In the terraces, they have planted different species of indigenous fast-growing drought-tolerant trees.

In Linga village, some 3km away from Mikwani, Onesmus Muange, a smallholder farmer and a member of another group known as ‘Sweat is Good’ has completely transformed his three-acre piece of land into a ‘dryland forest,’ by regenerating the existing trees and shrubs, as well as planting new ones whenever it rains.

A PROMISING CLIMATE-SMART AGRICULTURAL PRACTICE

The last time it rained in Linga village was seven months ago. This is despite the fact that the April rainfall pounded other parts of Machakos County.

Muange ensures that any shrub or tree that sprouts on his farm or even tree stumps, roots or seed brought about by rainwater are well-taken care of, pruned if necessary to give them the most conducive environment for growing.

“I have seen that any vegetation that sprouts naturally has very high chances of surviving the prevailing climatic conditions however tough they may be,” said the farmer, noting the system is known as Farmer Managed Natural Regeneration (FMNR).

Muange points out that leaves from the trees and shrubs have greatly improved the fertility and soil texture on his farm, while at the same time providing cover that helps in reducing evaporation whenever it rains.

On the trees and shrubs, the farmer keeps honey bees, which are one of his sources of income throughout the year.
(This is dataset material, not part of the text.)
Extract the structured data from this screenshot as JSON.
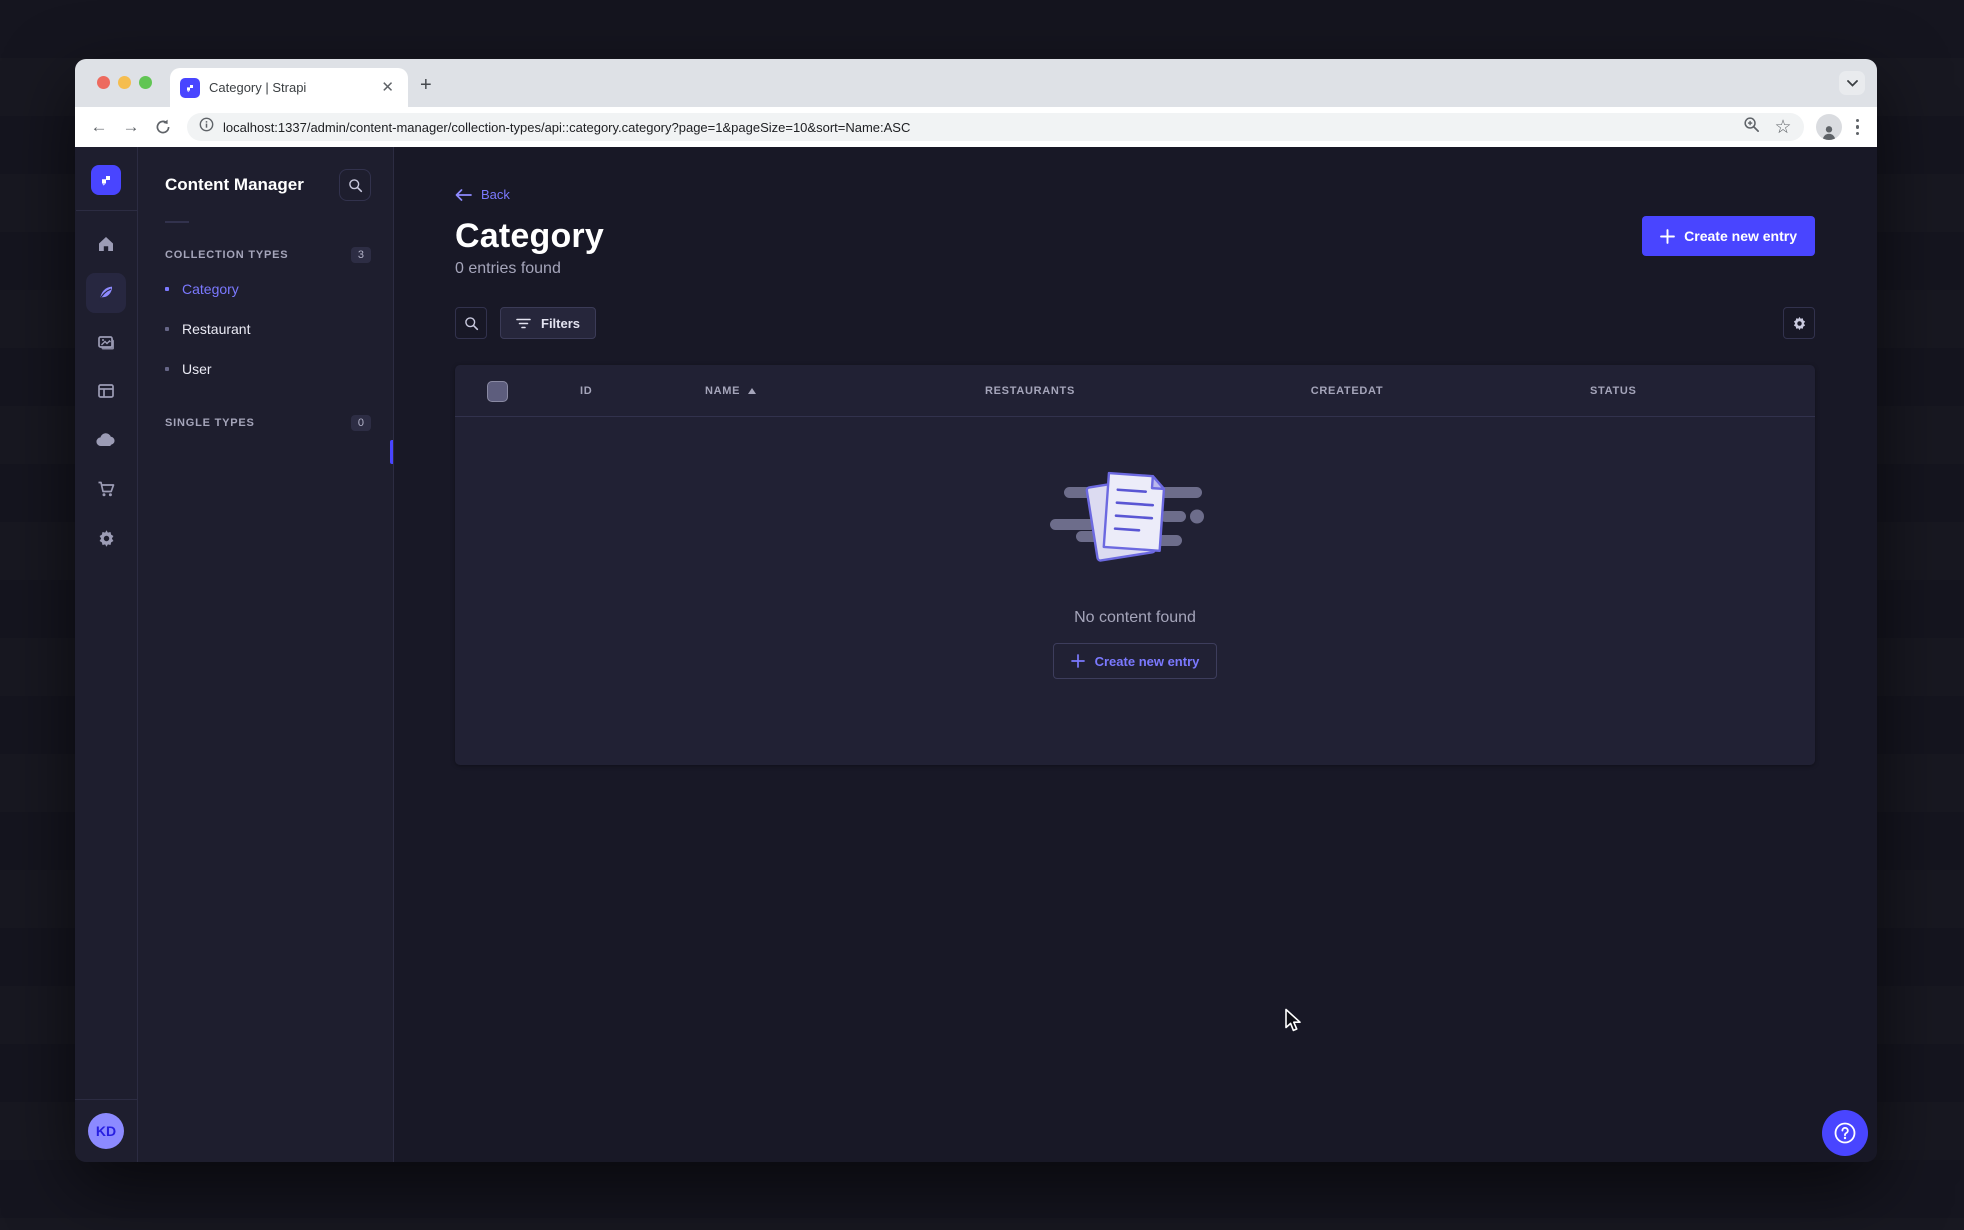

So far, there are 17 similar groups in Mwala sub-county under the umbrella of Miindu Water Resource Users Association (WRUA), whose main aim is to improve livelihoods of the residents through community-led initiatives, according to Cosmas Munuve, the secretary of Miindu WRUA.

Emmanuel Fondo of World Vision, Machakos County, says members of the groups have been trained on different techniques to conserve their farms.

According to a research programme on Climate Change Agriculture and Food Security, FMNR is considered as a promising climate-smart agricultural practice that represents affordable means of enhancing rural livelihoods as well as contribute to climate change mitigation.